Raising teens is a challenge for even the best of parents. Add alcohol and drugs to the mix, and things can quickly spiral out of control.
So what do you do if you think your teenager is using drugs?
Start with the Signs
Before you fly off the handle and start wildly accusing your teen of being an addict, here are some signs to look for:
- Stealing from you or others to get money for drugs
- Disrupted sleep patterns
- Significant weight loss or changes in eating habits
- Changing relationships with friends or new groups of friends who use drugs or drink
- Missing family or social occasions
- Changes in grades at school or missing classes
- Untidy appearance or lack of personal grooming
- Red eyes, dilated pupils or inability to look others in the eye
- Slurred or incoherent speech
- Stopping sports or other hobbies that interested them in the past
- Lack of interest in social and family matters they once enjoyed
- Inability to stay awake or alert
- Jittery, nervous behaviors or incessant chattiness
- Use of heavy cologne or scent to cover smell of smoking pot, crack or other drugs
- Shortness of temper, random outbursts or defensiveness when questioned

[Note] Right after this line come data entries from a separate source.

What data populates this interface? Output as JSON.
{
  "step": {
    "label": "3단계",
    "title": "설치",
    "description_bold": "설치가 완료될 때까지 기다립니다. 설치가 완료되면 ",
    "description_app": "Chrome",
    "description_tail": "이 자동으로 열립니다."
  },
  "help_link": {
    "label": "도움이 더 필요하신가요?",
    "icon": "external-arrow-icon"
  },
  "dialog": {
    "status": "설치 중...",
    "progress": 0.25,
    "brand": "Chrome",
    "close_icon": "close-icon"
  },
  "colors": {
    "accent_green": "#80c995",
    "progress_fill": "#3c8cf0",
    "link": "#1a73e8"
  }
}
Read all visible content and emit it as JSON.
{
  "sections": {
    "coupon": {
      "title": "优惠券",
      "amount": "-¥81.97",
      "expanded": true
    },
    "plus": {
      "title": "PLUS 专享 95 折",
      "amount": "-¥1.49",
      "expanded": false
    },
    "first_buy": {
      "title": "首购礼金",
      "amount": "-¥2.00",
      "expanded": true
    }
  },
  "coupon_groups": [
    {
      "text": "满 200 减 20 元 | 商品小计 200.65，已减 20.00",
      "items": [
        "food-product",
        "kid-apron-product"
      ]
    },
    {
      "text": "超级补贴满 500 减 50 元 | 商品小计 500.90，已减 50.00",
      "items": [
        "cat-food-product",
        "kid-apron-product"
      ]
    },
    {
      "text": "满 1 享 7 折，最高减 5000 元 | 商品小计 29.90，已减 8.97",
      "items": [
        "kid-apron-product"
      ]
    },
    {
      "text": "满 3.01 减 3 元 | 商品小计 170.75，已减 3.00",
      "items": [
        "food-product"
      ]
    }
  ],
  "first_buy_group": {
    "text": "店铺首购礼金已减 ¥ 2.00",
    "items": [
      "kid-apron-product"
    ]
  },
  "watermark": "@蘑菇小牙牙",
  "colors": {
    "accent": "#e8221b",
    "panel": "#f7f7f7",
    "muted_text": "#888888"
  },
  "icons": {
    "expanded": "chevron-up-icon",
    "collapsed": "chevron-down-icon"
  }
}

- Forgetfulness and inability to concentrate
- Loss of physical coordination or becoming accident prone
While some of these changes may be normal and part of the teen experience, pay attention to any sudden and radical departures from the teen you used to know.
Plan a Conversation
If there is evidence that your teen is using drugs, seek help before talking to them about the problem. Direct confrontation seldom works with drug users. Instead, first contact a professional treatment provider for guidance on how to approach this subject. Resources to these professionals can be found online or through a referral from your medical provider.
If an event related to drug use occurs, such as an arrest or other problem with legal and social consequences, take the opportunity to address the situation.
However you begin communication with the teen, be sure that all parties involved in the conversation are on the same page. Giving the teen ultimatums does not work if there are no recommendations being made. Options that are not solution-focused will just further confuse the situation.
Write down key talking points to stay on task when the conversation becomes emotional and keep the topic neutral since arguing, yelling, blaming or assigning guilt will only disrupt the talk and take away the impact of the conversation. Preaching or emotional appeal also does not work with this kind of talk. A trained professional can best lead a productive communication since they are detached emotionally from the situation and can be firm in the outcome.
Key Talking Points
Whether a conversation is facilitated by a professional or done on your own, the following should be presented to the teen:
- Options or alternative solutions
- Several professional resources available if they choose to get help
- Reasonable and appropriate consequences that’s ready to be enforced if they do not want to stop using drugs. Empty or impossible promises or threats will not help the situation.
The Right Kind of Help
Drug use does not always indicate addiction. If the teen is able to stop, get them help to continue staying off. This may be a therapist or counselor who is familiar with teen development and drug use. Sometimes counseling is adequate in helping gain a foothold on the needs that they’re serving with drugs. Emotional development during the teen years can be difficult and frightening. If drugs are being used as a solution, your teen may respond well to finding new and alternative choices.
If treatment is needed, get referrals to programs appropriate to the needs of the teen. These resources are also available online or through medical professionals. Insurance carriers can also help you by referring directly to programs they contract with or have coverage for.
What You Can Do
Families are impacted by the drug use of any member and it is important for them to understand their role in the recovery process. The first thing they can do is become educated about addiction. This can be done in the setting of a treatment program designed for family members of an addict. There are many support groups and programs that can help family members overcome the tendency to blame themselves or the addict for the addiction.
Other things you can do to help your teen in recovery:
- Keep them accountable for recovery but don’t micromanage their lives
- Let them regain your trust and allow them to make decisions that lead to greater responsibilities. This allows them to gain trust in themselves and builds self-esteem.
- Encourage healthy ways of coping with addiction without forcing your agendas on them
- Learn to communicate your feelings to them
- Focus your attention on solutions you are finding for your life
- Refrain from bringing up past mistakes